Assistant Professor of Comparative Literature, Japanese, and Asian Studies, The Pennsylvania State university
Professor Eubanks' research centers on the intersections of material culture, performance studies, and ethics in literature. Her first book, entitled Buddhist Textual Culture: Miracles of Book and Body in Medieval Japan (University of California Press, 2011), is a study of the relationship between human body and sacred text in the Buddhist literary tradition, focusing on reading as a performance-based act which bridges the text-flesh barrier. The book explores questions concerning the nature of text, the place of writing, and the sensual aspects of religious experience. Her second book project (tentatively titled Archival Memory: Art, Politics, and Visual Culture in Trans-War Japan) moves to the modern period to examine links between visual art, human rights, and testimonial narrative, with a particular emphasis on the development of an "atomic ethics."
Michelle Osterfeld Li
Independent scholar and research fellow, Ho Center for Buddhist Studies at Stanford University
Dr. Li’s research is on Japanese literature and Buddhism. Her book Ambiguous Bodies: Reading the Grotesque in Japanese Setsuwa Tales (Stanford University Press, 2009) draws from theories of the grotesque to examine many of the strange and extraordinary creatures and phenomena in the premodern Japanese tales called setsuwa. Grotesque representations in general typically direct our attention to unfinished and unrefined things; they are marked by an earthy sense of the body and an interest in the physical. Because they have many meanings, they can both sustain and undermine authority. Her book aims to make sense of grotesque representations in setsuwa—animated detached body parts, unusual sexual encounters, demons and shape-shifting or otherwise wondrous animals—and, in a broader sense, to show what this type of critical focus can reveal about the mentality of Japanese people in the ancient, classical, and early medieval periods. Dr. Li's article "Human of the Heart: Pitiful Oni in Medieval Japan" is published in The Ashgate Research Companion to Monsters and the Monstrous (2012).

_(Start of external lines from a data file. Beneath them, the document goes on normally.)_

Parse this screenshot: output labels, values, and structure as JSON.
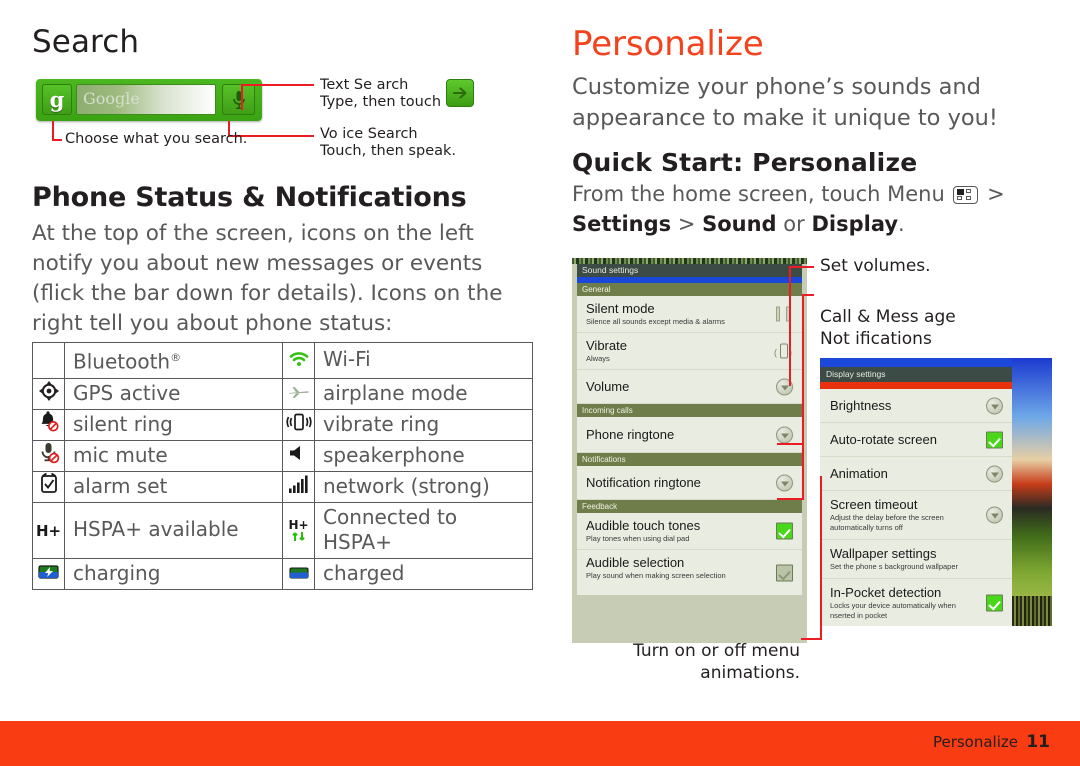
{
  "left": {
    "search_heading": "Search",
    "widget": {
      "g_letter": "g",
      "field_placeholder": "Google",
      "mic_icon": "microphone-icon",
      "g_icon": "google-source-icon"
    },
    "callouts": {
      "text_search_title": "Text Se arch",
      "text_search_sub": "Type, then touch",
      "go_icon": "go-arrow-icon",
      "voice_search_title": "Vo ice Search",
      "voice_search_sub": "Touch, then speak.",
      "choose_what": "Choose what you search."
    },
    "status_heading": "Phone Status & Notifications",
    "status_body": "At the top of the screen, icons on the left notify you about new messages or events (flick the bar down for details). Icons on the right tell you about phone status:",
    "table": {
      "rows": [
        {
          "left_icon": "bluetooth-icon",
          "left_label": "Bluetooth",
          "left_sup": "®",
          "right_icon": "wifi-icon",
          "right_label": "Wi-Fi"
        },
        {
          "left_icon": "gps-icon",
          "left_label": "GPS active",
          "left_sup": "",
          "right_icon": "airplane-icon",
          "right_label": "airplane mode"
        },
        {
          "left_icon": "silent-ring-icon",
          "left_label": "silent ring",
          "left_sup": "",
          "right_icon": "vibrate-icon",
          "right_label": "vibrate ring"
        },
        {
          "left_icon": "mic-mute-icon",
          "left_label": "mic mute",
          "left_sup": "",
          "right_icon": "speaker-icon",
          "right_label": "speakerphone"
        },
        {
          "left_icon": "alarm-icon",
          "left_label": "alarm set",
          "left_sup": "",
          "right_icon": "signal-bars-icon",
          "right_label": "network (strong)"
        },
        {
          "left_icon": "hspa-plus-icon",
          "left_label": "HSPA+ available",
          "left_sup": "",
          "right_icon": "hspa-connected-icon",
          "right_label": "Connected to HSPA+"
        },
        {
          "left_icon": "charging-icon",
          "left_label": "charging",
          "left_sup": "",
          "right_icon": "charged-icon",
          "right_label": "charged"
        }
      ],
      "hspa_glyph": "H+"
    }
  },
  "right": {
    "title": "Personalize",
    "intro": "Customize your phone’s sounds and appearance to make it unique to you!",
    "quick_start_title": "Quick Start: Personalize",
    "path_prefix": "From the home screen, touch Menu",
    "menu_icon": "menu-grid-icon",
    "path_gt1": ">",
    "path_settings": "Settings",
    "path_gt2": ">",
    "path_sound": "Sound",
    "path_or": "or",
    "path_display": "Display",
    "path_period": ".",
    "annotations": {
      "set_volumes": "Set volumes.",
      "call_msg_line1": "Call & Mess age",
      "call_msg_line2": "Not ifications",
      "turn_on_off_line1": "Turn on or off menu",
      "turn_on_off_line2": "animations."
    },
    "sound_shot": {
      "title": "Sound settings",
      "sections": [
        {
          "header": "General",
          "rows": [
            {
              "title": "Silent mode",
              "sub": "Silence all sounds except media & alarms",
              "ctrl": "slider-icon"
            },
            {
              "title": "Vibrate",
              "sub": "Always",
              "ctrl": "vibrate-icon"
            },
            {
              "title": "Volume",
              "sub": "",
              "ctrl": "disclosure-icon"
            }
          ]
        },
        {
          "header": "Incoming calls",
          "rows": [
            {
              "title": "Phone ringtone",
              "sub": "",
              "ctrl": "disclosure-icon"
            }
          ]
        },
        {
          "header": "Notifications",
          "rows": [
            {
              "title": "Notification ringtone",
              "sub": "",
              "ctrl": "disclosure-icon"
            }
          ]
        },
        {
          "header": "Feedback",
          "rows": [
            {
              "title": "Audible touch tones",
              "sub": "Play tones when using dial pad",
              "ctrl": "checkbox-on-icon"
            },
            {
              "title": "Audible selection",
              "sub": "Play sound when making screen selection",
              "ctrl": "checkbox-off-icon"
            }
          ]
        }
      ]
    },
    "display_shot": {
      "title": "Display settings",
      "rows": [
        {
          "title": "Brightness",
          "sub": "",
          "ctrl": "disclosure-icon"
        },
        {
          "title": "Auto-rotate screen",
          "sub": "",
          "ctrl": "checkbox-on-icon"
        },
        {
          "title": "Animation",
          "sub": "",
          "ctrl": "disclosure-icon"
        },
        {
          "title": "Screen timeout",
          "sub": "Adjust the delay before the screen automatically turns off",
          "ctrl": "disclosure-icon"
        },
        {
          "title": "Wallpaper settings",
          "sub": "Set the phone s background wallpaper",
          "ctrl": "none"
        },
        {
          "title": "In-Pocket detection",
          "sub": "Locks your device automatically when nserted in pocket",
          "ctrl": "checkbox-on-icon"
        }
      ]
    }
  },
  "footer": {
    "label": "Personalize",
    "page": "11",
    "bar_color": "#fa3c12"
  }
}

*Advance readings will be assigned and audience participation strongly encouraged. Contact email@example.com for readings.